One recent study found that the average office employee spends 4 to 12 hours a week in meetings, and a majority of those meetings may involve video conferencing platforms. Virtual meetings can involve the same biases as face-to-face meetings, but technology offers an important avenue for ensuring meeting equity and that everyone's needs are met.
Help remove barriers to participation by setting meeting expectations in advance. Meeting leaders can easily do this by sending out an agenda that highlights the goals for the meetings, topics covered, and how time will be used. By setting expectations, individual meeting participants have the opportunity to prepare, think about contributions or questions in advance, and manage any issues that might arise.
Let people know what platform you'll be using, any features available (such as accessibility settings or the hand raise feature), and whether recordings or notes will be distributed after the meeting.
Company culture plays an important role in further supporting meeting equity. The reality of a remote or hybrid workforce is that many individuals may be participating in video calls that offer an inside look at their personal lives that they'd rather not give. In other instances, employees may be juggling meetings with responsibilities such as childcare, elder care, or dealing with sick family members.

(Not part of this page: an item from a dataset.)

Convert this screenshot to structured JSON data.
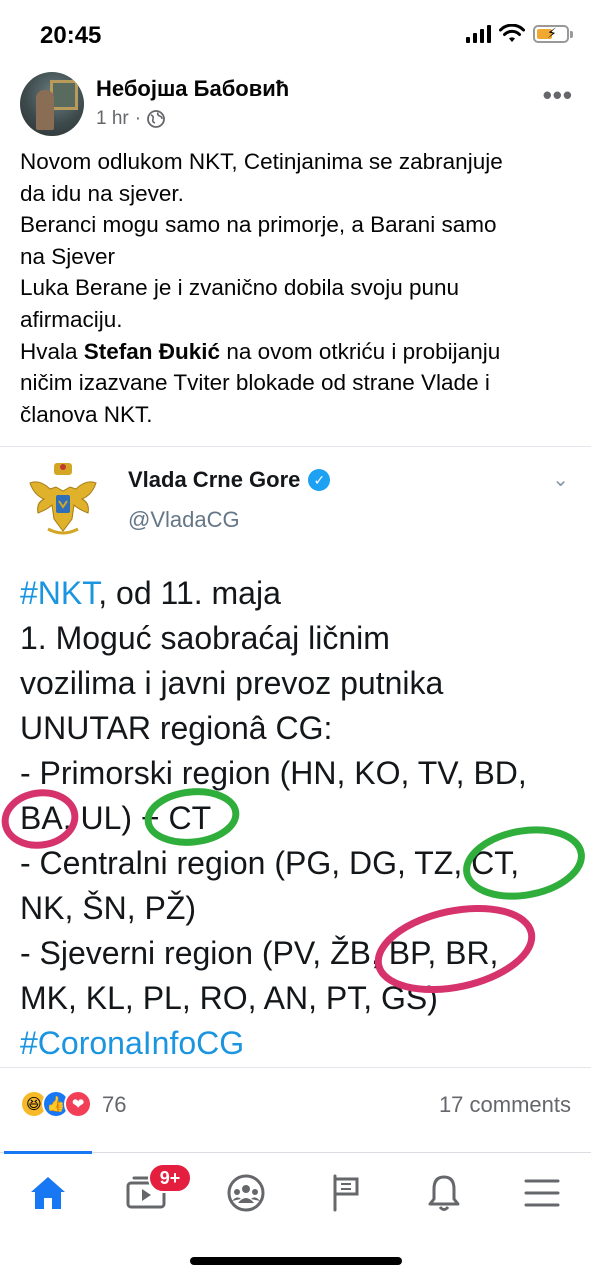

Set the tone by scheduling meetings at times that take these issues into account. Create best practices for dealing with distractions, such as blanket permission to mute or turn off cameras, or the option to drop in a false backround or blur it. It can also be helpful to highlight that a pet or child wandering into a room during a meeting happens and should be taken in stride with patience and good humor.
It's also useful to educate teams on the importance of meeting equity and highlight tools and language that can assist with that, from encouraging colleagues to speak up when they witness interruptions to creating space in each meeting to invite anyone to contribute.
Digital meetings offer the ability to lean on technology to improve accessibility. When choosing the technology for a conference space or a company meeting, consider compatibility with different conferencing platforms and explore how they support expanded accessibility. Features such as text-to-speech, captioning, and compatibility with screen readers can increase participation for employees with hearing issues.
Here's a helpful overview of different platforms and their accessibility features for quick reference.
Today's online videoconferencing solutions include a wide range of features that can make it easier for users to contribute. Often, power dynamics can influence who has time to speak. Someone with a dominant personality may get more airtime than an introvert or someone who takes time to process information, for example. Several features can help with that.
The hand raise feature, for example, can alert event facilitators that specific employees want to speak. Enabling a chat function also allows people to ask questions who might not be comfortable speaking up or whose immediate environment may not be conducive to turning on a camera and volume in the moment. Leveraging the "display names" function enables employees to share their pronouns on screen as desired, too.
Early in the pandemic, many managers hoping to foster greater connection and inclusivity encouraged employees to keep cameras on. New research suggests that requiring employees to keep their cameras on increases Zoom fatigue and may disproportionately affect women and new employees. The researchers report that issues ranged from concerns over backgrounds that might reveal details of socioeconomic status or childcare responsibilities to the "grooming gap" that often holds female employees to stricter appearance standards.
Digital meeting equity is a critical consideration to maximizing productivity and delivering the best possible employee experience in today's hybrid work landscape. Technology is making it easier than ever to support meetings that are productive, create space for everyone to speak, and accommodate accessibility concerns.